It could provide meaning, shape people’s rites of passage and help ordinary life become a life of individually experienced flourishing. With this yielding to the immanent frame, transcendence — the presence and action of God in real lives — became difficult to imagine.

In the wake of this history, we are now pastoring, and being church, in a full-blown secular age. From curator of divine things to prodder toward holiness to chaplain of the secular age to entrepreneur, the role of pastor has shifted dramatically as we’ve moved deeper and deeper into a secular age, and farther and farther away from a sense of God’s presence and action in our ordinary lives.

This difficulty in imagining divine action is exactly why the pastor I was talking with at the conference had no idea what to do.

He had done a faithful job as a pastor, but he had a deep sense that he was supposed to be accomplishing something else, building something bigger, that he just couldn’t. And if he couldn’t, he had nothing else to offer in the immanent frame.

He had grown his church, but not to the level of Warren, not even close to being a one-stop shop for his people’s individualized flourishing. And this meant that there was no way to block the competing pitches of other spiritualities.

He knew that many of his people found more meaning in all sorts of other things — vacations, their children’s sports, yoga, celebrity, buying — which led him to be inherently frustrated with their supposed lack of commitment.

He found himself bouncing back and forth between blaming them and blaming himself, always feeling either guilty that he couldn’t be a better entrepreneur and grow a bigger church or frustrated that his people couldn’t just commit.

He explained that he tried for a while to recover a Fosdick-type pastoral stance, fronting social justice and marching for human rights, and while in itself this was good and right, it couldn’t provide pastoral identity. He knew he was no longer seen as the conscience of the culture. The full-blown secular age had only skepticism for a chaplain.

So he stood next to me stuck, feeling a depressing malaise laced with a hot, frustrated insecurity.

From this uncomfortable place, he finally articulated the crux of his issue.

Looking me in the eyes, he said, “Ultimately, I guess, I don’t know what to do because I don’t know how to talk about God in a way that people sense and recognize. I’m not even sure if that’s possible anymore.”

This becomes both our challenge and our possibility as we enter a new chapter in the life of the church.

Though we might behave otherwise, what confronts the pastor inside a secular age in this new era is not primarily the question of how to sustain an institution, grow a budget, authentically reach the “nones” or double membership.

These pursuits lead only to increasing fatigue and despondency. Instead, the pastor’s most pressing calling and deepest question has become, How do we help those who no longer need a God encounter the living God in their lives?

This question has its own inner dynamic energy, and pursuing it opens us to the Holy Spirit’s work to shape us in life-giving ways.

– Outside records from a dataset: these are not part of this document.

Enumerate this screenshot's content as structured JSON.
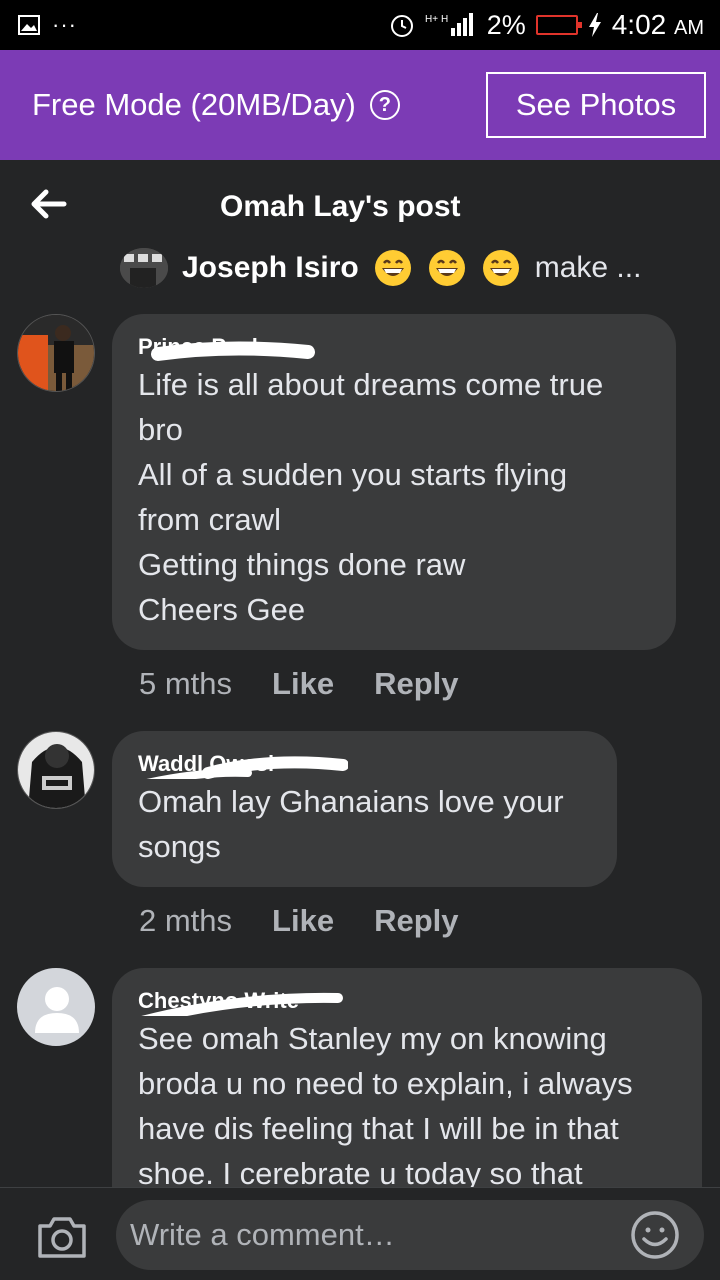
{
  "status_bar": {
    "left_dots": "···",
    "network": "H+ H",
    "battery": "2%",
    "time": "4:02",
    "ampm": "AM"
  },
  "banner": {
    "text": "Free Mode (20MB/Day)",
    "help": "?",
    "button": "See Photos",
    "color": "#7c3bb5"
  },
  "header": {
    "title": "Omah Lay's post"
  },
  "reply_preview": {
    "name": "Joseph Isiro",
    "emojis": [
      "grinning-face-emoji",
      "grinning-face-emoji",
      "grinning-face-emoji"
    ],
    "text": "make ..."
  },
  "comments": [
    {
      "author": "Prince Paul",
      "text": "Life is all about dreams come true\nbro\nAll of a sudden you starts flying\nfrom crawl\nGetting things done raw\nCheers Gee",
      "time": "5 mths",
      "like": "Like",
      "reply": "Reply"
    },
    {
      "author": "Waddl Qwesi",
      "text": "Omah lay Ghanaians love your\nsongs",
      "time": "2 mths",
      "like": "Like",
      "reply": "Reply"
    },
    {
      "author": "Chestyno Write",
      "text": "See omah Stanley my on knowing\nbroda u no need to explain, i always\nhave dis feeling that I will be in that\nshoe. I cerebrate u today so that",
      "time": "",
      "like": "Like",
      "reply": "Reply"
    }
  ],
  "composer": {
    "placeholder": "Write a comment…"
  }
}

This essay draws from “The Pastor in a Secular Age: Ministry to People Who No Longer Need a God” (Baker Academic, 2019) and from research done in the John Templeton Foundation grant “Purpose, the Pastor, and Charles Taylor.”